So - next time you or someone you know is whining about the possibility of having a doctor's digit ... inserted....just remember, think about your size/size of a finger, and a cats size/size of a finger...if a cat can take it without complaining....

(and for those curious why Thomas had to go through that - let's just say he is having a few "issues down there" - hopefully nothing much, keep your fingers crossed)

Monday, July 09, 2007

If you ever need to find music for my...., funeral, coronation, make sure it is something by Michael Nyman.

My favorite is Fish Beach, which I have linked below - one of many great moments from the Drowning by Numbers soundtrack. I always thought it was called "sheep 'n tides" because it is the music I associate with the game - which is explained below...

"Sheep and Tides - Nine sheep are tethered to stakes, (next to chairs on which teacups are placed) beside the sea, and bets are laid on the combined sensitivity of any line of three sheep - read vertically, horizontally or diagonally - being the first to react to the exact moment of the tide turn. The sheep sudden movement jolts the chairs, pulls on the stakes and rattles the teacups.... Since there are usually three tide turns every 24 hours, it is normal practice to take the best of three results. Reliable clocks, calendars and timetables are used to determine the accuracy of the sheep forecast."

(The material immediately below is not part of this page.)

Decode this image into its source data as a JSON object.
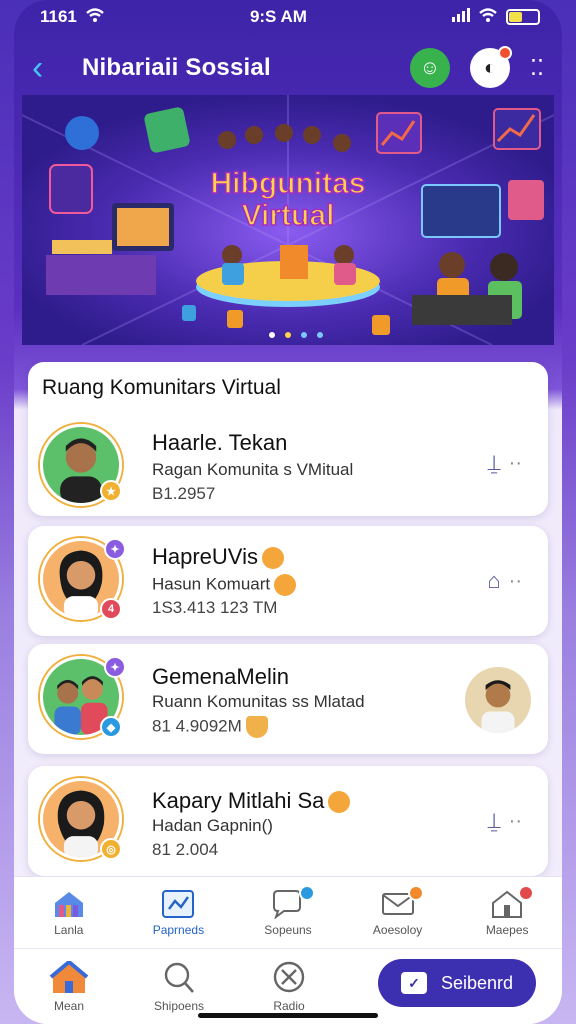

Makes sense to me...

Fish Beach

"It was Peter Greenaway who first drew my attention to the brief but stunning melody with which Mozart closes the exposition of the slow movement of the Sinfonia Conertante for violin, viola and orchestra...Peter's first and major instruction to me concerning the score for Drowning by Numbers (was) that it should be based on Mozart's movement...." Michael Nyman.

Drowning by Numbers is one of my favorite films, and the marriage of the incredible visuals to this stunning soundtrack is one of the many reasons why.

Listen & enjoy.


Watch out world, I've just found an easy (and seemingly safe) way to provide music links...uh oh!

I downloaded a bunch of stuff from my pal & fellow horse-year gemini, musical sounding-board and e-music addict, R. in Toronto while I was there - one thing in his list was Soul Mining by The The - something I haven't heard in years, and an album which couches some pretty dark sentiments and political vitriol under poppy 80s beats. I can't bring myself to listen to a lot of the stuff I loved in the 80s, but this album manages to stand up.

The Twilight Hour

I may download another track (Giant) at a later date, but have to run and get some cat food right now....priorities and all that ;-)

Tuesday, July 03, 2007

A second home/another life

Back from the big smoke. Had a great last few days - no work, all friends. I didn't see everyone I would have liked to, but that is the nature of these short business jaunts. I'm just lucky that at least three times a year I have a chance to go back to reconnect with pals and a city that is pretty much my second home (special thanks to R & MM for making THEIR home feel like my second city-home yet again...they are incredibly tolerant ;-)

I spent some time at A.'s place outside Cobourg, and had a chance to see how the youngest members of her herd are doing: Francesca the foal, who is huge for two months and has an attitude to match her size; Foster, the yearling (and full brother to Francesca) who as you can see is as sweet as they come; Fenella (another full sister) being ridden by A., and the stunning hell-on-wheels Petra, who I took a snap of being ridden by her trainer as well & am including just to prove parts of Ontario are incredibly beautiful to any west-coast doubters. I should note that any of these gorgeous horses *can be yours!* (well, with the exception of Fenella who A. would really prefer to keep as her own riding horse). If I was ridiculously wealthy, they would all be mine (well, almost all of them...)

It amazes me how instantly I get back into Toronto life. Things are so familiar that I just flip back into being my Toronto self, with my Toronto pals and Toronto activities. It made me wonder what life would be like if I had stayed. If different choices had been made, by me and by those around me. I don't regret moving back to Vancouver, don't get me wrong - I love being back. Love it. But sometimes you have to think about the what ifs for awhile.